What this task involves » Copy down the listing below exactly. Do not include pictures.

Raw data »
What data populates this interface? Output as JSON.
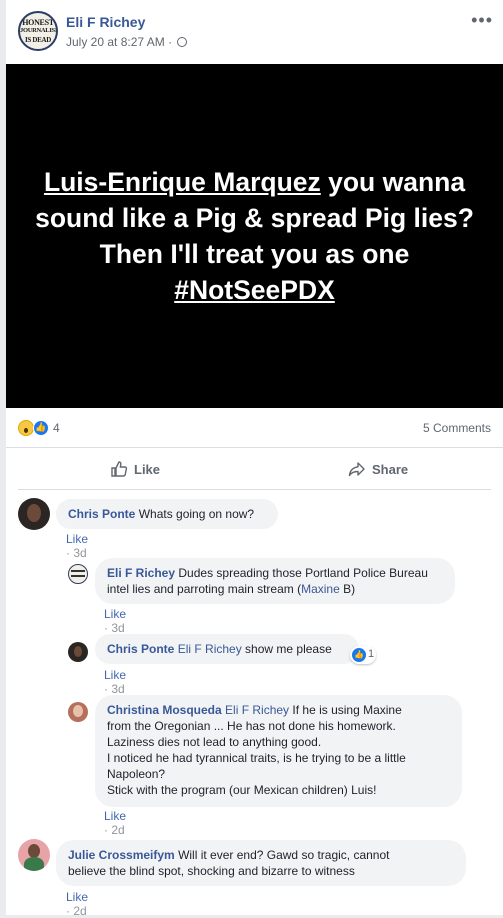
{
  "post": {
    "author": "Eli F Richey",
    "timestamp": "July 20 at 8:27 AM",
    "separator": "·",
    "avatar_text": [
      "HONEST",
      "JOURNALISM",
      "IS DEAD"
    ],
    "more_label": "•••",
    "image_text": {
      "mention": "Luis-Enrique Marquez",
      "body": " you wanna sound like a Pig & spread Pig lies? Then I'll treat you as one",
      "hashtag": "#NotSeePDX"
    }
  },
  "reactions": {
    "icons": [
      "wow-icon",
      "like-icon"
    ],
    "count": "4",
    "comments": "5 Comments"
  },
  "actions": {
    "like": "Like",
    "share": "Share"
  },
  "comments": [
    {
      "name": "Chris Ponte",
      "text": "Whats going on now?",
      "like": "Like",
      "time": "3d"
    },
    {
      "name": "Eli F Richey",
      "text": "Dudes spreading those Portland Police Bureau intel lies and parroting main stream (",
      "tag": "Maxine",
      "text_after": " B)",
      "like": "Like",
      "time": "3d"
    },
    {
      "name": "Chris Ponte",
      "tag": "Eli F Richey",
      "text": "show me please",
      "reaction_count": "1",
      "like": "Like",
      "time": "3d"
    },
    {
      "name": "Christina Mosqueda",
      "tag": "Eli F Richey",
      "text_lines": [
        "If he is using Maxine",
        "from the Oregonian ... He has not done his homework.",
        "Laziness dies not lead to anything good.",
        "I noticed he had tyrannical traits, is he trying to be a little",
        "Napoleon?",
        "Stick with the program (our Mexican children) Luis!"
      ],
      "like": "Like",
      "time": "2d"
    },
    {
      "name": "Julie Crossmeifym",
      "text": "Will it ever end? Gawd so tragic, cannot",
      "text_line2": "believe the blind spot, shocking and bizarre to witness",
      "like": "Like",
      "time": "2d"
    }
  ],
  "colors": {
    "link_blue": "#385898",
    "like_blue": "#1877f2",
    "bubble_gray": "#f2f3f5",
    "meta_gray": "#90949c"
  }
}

Answer space »
What data populates this interface? Output as JSON.
{
  "post": {
    "author": "Eli F Richey",
    "timestamp": "July 20 at 8:27 AM",
    "separator": "·",
    "avatar_text": [
      "HONEST",
      "JOURNALISM",
      "IS DEAD"
    ],
    "more_label": "•••",
    "image_text": {
      "mention": "Luis-Enrique Marquez",
      "body": " you wanna sound like a Pig & spread Pig lies? Then I'll treat you as one",
      "hashtag": "#NotSeePDX"
    }
  },
  "reactions": {
    "icons": [
      "wow-icon",
      "like-icon"
    ],
    "count": "4",
    "comments": "5 Comments"
  },
  "actions": {
    "like": "Like",
    "share": "Share"
  },
  "comments": [
    {
      "name": "Chris Ponte",
      "text": "Whats going on now?",
      "like": "Like",
      "time": "3d"
    },
    {
      "name": "Eli F Richey",
      "text": "Dudes spreading those Portland Police Bureau intel lies and parroting main stream (",
      "tag": "Maxine",
      "text_after": " B)",
      "like": "Like",
      "time": "3d"
    },
    {
      "name": "Chris Ponte",
      "tag": "Eli F Richey",
      "text": "show me please",
      "reaction_count": "1",
      "like": "Like",
      "time": "3d"
    },
    {
      "name": "Christina Mosqueda",
      "tag": "Eli F Richey",
      "text_lines": [
        "If he is using Maxine",
        "from the Oregonian ... He has not done his homework.",
        "Laziness dies not lead to anything good.",
        "I noticed he had tyrannical traits, is he trying to be a little",
        "Napoleon?",
        "Stick with the program (our Mexican children) Luis!"
      ],
      "like": "Like",
      "time": "2d"
    },
    {
      "name": "Julie Crossmeifym",
      "text": "Will it ever end? Gawd so tragic, cannot",
      "text_line2": "believe the blind spot, shocking and bizarre to witness",
      "like": "Like",
      "time": "2d"
    }
  ],
  "colors": {
    "link_blue": "#385898",
    "like_blue": "#1877f2",
    "bubble_gray": "#f2f3f5",
    "meta_gray": "#90949c"
  }
}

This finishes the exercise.